The Blue and the Gray by Eve Bunting

No critic rating

Waiting for minimum critic reviews

See 4 Critic Reviews

unrated

Synopsis

A young white boy and his African-American friend explore the grassy fields near the construction area of their new homes, which is on the site of an 1862 Civil War battleground, and one boy's father reminds them of the war's lesson of freedom.
 

About Eve Bunting

See more books from this Author
Eve Bunting was born in 1928 in Maghera, Ireland, as Anne Evelyn Bunting. She graduated from Northern Ireland's Methodist College in Belfast in 1945 and then studied at Belfast's Queen's College. She emigrated with her family in 1958 to California, and became a naturalized citizen in 1969. That same year, she began her writing career, and in 1972, her first book, "The Two Giants" was published. In 1976, "One More Flight" won the Golden Kite Medal, and in 1978, "Ghost of Summer" won the Southern California's Council on Literature for Children and Young People's Award for fiction. "Smokey Night" won the American Library Association's Randolph Caldecott Medal in 1995 and "Winter's Coming" was voted one of the 10 Best Books of 1977 by the New York Times. Bunting is involved in many writer's organizations such as P.E.N., The Authors Guild, the California Writer's Guild and the Society of Children's Book Writers. She has published stories in both Cricket, and Jack and Jill Magazines, and has written over 150 books in various genres such as children's books, contemporary, historic and realistic fiction, poetry, nonfiction and humor. Bittinger is a prominent, award-winning portrait painter. He paints in a style of realism that retains fresh and spontaneous brushwork.
 
Published November 1, 1996 by Scholastic. 1996 pages
Genres: Travel, Children's Books, Literature & Fiction. Fiction

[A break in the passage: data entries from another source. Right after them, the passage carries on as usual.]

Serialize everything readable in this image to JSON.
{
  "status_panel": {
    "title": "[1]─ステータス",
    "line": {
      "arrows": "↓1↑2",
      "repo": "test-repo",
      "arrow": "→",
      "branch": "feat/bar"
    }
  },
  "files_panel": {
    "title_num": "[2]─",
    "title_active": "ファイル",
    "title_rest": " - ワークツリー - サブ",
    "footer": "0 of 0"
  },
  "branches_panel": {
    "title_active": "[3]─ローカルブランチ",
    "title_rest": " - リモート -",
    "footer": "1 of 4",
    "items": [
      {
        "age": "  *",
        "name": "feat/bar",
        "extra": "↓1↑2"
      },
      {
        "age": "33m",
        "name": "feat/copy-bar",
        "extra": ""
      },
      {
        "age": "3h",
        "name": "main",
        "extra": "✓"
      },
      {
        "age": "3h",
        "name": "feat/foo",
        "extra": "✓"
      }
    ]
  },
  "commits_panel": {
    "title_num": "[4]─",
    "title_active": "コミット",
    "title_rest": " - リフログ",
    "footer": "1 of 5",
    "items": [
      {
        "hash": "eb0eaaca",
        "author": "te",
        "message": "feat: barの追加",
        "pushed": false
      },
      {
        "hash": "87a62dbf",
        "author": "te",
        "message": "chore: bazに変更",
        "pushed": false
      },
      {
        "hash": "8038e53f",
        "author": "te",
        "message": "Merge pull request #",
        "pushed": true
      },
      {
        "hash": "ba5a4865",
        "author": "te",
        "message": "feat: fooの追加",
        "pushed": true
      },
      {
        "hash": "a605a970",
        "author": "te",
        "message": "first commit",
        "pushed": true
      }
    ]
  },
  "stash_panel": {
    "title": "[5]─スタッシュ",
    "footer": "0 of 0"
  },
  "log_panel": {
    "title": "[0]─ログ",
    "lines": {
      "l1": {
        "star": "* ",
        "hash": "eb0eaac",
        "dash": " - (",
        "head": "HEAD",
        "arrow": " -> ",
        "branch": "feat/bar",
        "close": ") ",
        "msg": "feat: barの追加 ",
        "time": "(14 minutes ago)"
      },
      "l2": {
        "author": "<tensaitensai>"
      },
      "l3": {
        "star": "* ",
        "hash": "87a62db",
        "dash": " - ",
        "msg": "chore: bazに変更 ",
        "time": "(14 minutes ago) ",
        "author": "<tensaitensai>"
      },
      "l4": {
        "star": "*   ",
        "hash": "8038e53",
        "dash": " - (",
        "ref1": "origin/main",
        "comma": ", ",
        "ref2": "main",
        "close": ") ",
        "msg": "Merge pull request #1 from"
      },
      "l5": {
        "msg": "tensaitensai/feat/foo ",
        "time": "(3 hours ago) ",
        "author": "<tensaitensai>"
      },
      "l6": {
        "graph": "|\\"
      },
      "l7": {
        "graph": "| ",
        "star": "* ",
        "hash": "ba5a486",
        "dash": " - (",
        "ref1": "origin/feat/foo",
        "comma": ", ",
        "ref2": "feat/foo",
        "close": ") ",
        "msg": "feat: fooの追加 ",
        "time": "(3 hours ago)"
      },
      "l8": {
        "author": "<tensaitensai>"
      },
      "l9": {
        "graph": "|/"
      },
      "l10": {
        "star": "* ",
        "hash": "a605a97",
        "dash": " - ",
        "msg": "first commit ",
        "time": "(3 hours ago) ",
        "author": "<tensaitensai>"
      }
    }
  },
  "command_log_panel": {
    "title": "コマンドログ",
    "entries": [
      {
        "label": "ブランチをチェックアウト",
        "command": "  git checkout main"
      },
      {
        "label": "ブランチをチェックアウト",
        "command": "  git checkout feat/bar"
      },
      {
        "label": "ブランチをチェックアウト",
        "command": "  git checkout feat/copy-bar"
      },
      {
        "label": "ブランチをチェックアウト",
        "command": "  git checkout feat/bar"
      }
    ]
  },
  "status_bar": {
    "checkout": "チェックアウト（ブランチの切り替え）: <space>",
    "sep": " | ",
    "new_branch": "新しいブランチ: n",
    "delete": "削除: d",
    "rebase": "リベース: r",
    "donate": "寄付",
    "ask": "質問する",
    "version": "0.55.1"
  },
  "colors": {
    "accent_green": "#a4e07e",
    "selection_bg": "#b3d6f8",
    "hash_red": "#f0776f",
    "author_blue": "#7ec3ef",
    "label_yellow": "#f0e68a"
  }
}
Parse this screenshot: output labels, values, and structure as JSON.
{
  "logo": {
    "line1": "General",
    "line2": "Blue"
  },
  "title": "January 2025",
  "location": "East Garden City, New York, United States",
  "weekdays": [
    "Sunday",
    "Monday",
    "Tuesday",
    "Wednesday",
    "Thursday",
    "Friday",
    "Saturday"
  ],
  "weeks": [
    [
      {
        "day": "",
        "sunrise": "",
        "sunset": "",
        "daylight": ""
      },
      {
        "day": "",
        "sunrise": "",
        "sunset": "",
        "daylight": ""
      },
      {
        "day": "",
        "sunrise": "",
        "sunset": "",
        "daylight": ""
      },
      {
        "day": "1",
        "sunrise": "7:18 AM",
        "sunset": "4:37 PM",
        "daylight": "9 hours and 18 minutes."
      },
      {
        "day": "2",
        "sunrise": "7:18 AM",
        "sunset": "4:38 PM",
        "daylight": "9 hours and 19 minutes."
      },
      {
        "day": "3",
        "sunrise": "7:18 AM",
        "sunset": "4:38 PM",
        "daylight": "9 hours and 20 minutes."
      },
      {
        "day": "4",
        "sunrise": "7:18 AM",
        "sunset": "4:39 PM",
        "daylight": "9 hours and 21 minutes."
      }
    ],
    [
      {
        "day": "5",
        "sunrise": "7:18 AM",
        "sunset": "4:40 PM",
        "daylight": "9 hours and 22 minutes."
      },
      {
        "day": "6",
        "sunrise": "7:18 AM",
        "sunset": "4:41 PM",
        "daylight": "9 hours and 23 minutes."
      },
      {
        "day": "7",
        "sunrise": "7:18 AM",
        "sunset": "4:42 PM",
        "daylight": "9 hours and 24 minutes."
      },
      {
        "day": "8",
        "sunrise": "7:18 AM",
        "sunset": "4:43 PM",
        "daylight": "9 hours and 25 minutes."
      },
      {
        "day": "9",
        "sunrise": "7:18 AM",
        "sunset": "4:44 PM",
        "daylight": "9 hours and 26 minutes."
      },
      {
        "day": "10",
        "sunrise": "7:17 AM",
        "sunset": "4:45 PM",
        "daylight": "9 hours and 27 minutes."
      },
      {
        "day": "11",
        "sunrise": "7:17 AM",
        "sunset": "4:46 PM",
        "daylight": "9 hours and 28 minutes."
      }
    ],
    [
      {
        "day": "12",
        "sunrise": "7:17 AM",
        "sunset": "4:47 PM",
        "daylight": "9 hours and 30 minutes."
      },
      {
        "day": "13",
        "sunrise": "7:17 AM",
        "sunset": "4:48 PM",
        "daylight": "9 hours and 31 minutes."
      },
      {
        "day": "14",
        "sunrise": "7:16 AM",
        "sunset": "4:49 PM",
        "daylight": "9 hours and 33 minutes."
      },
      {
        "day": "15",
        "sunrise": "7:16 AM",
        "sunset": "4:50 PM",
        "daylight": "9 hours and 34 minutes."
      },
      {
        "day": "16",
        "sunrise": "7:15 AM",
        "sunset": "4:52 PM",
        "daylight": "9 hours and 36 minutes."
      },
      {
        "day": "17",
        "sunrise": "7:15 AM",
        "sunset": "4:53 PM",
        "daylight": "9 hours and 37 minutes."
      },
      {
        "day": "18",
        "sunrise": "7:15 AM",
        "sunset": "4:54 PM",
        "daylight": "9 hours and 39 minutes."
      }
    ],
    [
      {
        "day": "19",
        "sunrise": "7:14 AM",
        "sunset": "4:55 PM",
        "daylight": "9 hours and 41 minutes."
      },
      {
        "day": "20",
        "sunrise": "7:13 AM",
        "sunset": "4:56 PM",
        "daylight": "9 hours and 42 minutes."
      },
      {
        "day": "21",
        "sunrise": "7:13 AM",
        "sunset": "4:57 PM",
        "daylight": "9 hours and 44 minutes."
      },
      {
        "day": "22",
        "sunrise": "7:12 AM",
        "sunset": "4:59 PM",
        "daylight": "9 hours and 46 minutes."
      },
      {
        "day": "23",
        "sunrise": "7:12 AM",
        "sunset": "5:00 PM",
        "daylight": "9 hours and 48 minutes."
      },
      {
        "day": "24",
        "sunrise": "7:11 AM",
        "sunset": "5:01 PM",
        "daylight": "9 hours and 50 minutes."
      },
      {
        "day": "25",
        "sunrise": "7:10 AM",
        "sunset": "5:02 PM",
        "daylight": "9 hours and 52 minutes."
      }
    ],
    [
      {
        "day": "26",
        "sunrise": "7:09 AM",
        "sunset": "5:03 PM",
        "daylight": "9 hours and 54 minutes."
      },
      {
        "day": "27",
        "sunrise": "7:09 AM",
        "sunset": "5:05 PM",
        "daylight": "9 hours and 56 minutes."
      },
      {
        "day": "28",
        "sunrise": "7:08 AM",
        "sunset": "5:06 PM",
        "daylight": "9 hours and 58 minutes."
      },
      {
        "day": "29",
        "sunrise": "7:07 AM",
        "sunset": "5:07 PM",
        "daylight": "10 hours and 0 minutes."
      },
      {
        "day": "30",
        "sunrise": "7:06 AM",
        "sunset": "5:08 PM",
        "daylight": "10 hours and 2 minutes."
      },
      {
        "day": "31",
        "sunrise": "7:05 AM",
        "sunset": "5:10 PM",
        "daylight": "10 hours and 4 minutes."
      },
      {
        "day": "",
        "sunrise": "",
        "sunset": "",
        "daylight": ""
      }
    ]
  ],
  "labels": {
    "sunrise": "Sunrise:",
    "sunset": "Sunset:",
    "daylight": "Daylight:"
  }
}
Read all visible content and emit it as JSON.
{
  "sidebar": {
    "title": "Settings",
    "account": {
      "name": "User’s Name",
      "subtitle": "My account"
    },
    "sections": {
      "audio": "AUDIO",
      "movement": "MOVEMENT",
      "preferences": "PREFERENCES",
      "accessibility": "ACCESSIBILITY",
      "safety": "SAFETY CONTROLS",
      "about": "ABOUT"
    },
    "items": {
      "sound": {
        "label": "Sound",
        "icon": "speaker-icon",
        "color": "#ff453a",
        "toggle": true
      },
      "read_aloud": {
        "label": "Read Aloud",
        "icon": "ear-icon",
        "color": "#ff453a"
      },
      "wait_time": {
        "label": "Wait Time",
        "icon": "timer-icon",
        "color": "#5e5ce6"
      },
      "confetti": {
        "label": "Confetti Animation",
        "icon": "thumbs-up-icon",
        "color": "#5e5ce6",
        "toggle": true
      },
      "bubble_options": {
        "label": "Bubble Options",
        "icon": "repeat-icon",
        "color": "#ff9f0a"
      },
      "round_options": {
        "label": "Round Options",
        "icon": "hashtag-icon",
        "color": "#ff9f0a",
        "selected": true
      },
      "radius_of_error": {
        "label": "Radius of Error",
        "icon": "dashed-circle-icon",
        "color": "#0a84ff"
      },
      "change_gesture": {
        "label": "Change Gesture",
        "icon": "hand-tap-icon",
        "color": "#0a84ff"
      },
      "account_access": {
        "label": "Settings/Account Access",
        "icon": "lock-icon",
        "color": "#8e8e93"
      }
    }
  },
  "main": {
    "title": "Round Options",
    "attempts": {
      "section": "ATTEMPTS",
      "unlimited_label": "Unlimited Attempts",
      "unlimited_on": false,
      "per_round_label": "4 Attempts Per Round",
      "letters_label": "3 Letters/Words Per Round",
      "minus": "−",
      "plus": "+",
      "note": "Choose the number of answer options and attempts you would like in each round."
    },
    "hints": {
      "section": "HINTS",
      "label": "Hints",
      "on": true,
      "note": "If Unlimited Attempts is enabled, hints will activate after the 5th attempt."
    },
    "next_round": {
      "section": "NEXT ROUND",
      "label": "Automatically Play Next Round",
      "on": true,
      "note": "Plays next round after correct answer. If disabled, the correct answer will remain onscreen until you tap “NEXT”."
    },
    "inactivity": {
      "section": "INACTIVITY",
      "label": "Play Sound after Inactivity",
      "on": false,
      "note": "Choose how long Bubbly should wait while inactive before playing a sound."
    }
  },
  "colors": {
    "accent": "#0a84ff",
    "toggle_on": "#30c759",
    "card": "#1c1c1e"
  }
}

Unrated Critic Reviews for The Blue and the Gray

Kirkus Reviews

See more reviews from this publication

Bunting adds to her series of picture books with serious themes (Smoky Night, 1994, etc.) with this account of an unnamed Civil War battle framed within a present-day story of two young boys, one black, one white, whose new homes are being constructed within view of an unmarked battlefield.

| Read Full Review of The Blue and the Gray

Publishers Weekly

See more reviews from this publication

There’s something particularly upsetting about losing a brand-new possession, so it’s no wonder that Duck is feeling a little lost himself: “I’m trying not to be depressed./ Without my socks I feel undressed.” His friends—whose names also rhyme with “socks”—are sympathetic and o...

Jan 21 2013 | Read Full Review of The Blue and the Gray

Publishers Weekly

See more reviews from this publication

Construction on a Civil War battlefield provides the setting for this tale of a friendship between two boys, one black and one white, and the action alternates between the present and the long-ago conflict.

| Read Full Review of The Blue and the Gray

Publishers Weekly

See more reviews from this publication

Bunting's (Smoky Night) verse shows glimmers of the lyricism of which she is capable (""The barrels of their muskets/ hard and black/ gave back/ the dazzle of the sun""), but it is marred by occasionally awkward phrasing (""The little puffs of smoke/ burst like gray dust/ around the barrel of eac...

| Read Full Review of The Blue and the Gray

Rate this book!

Add Review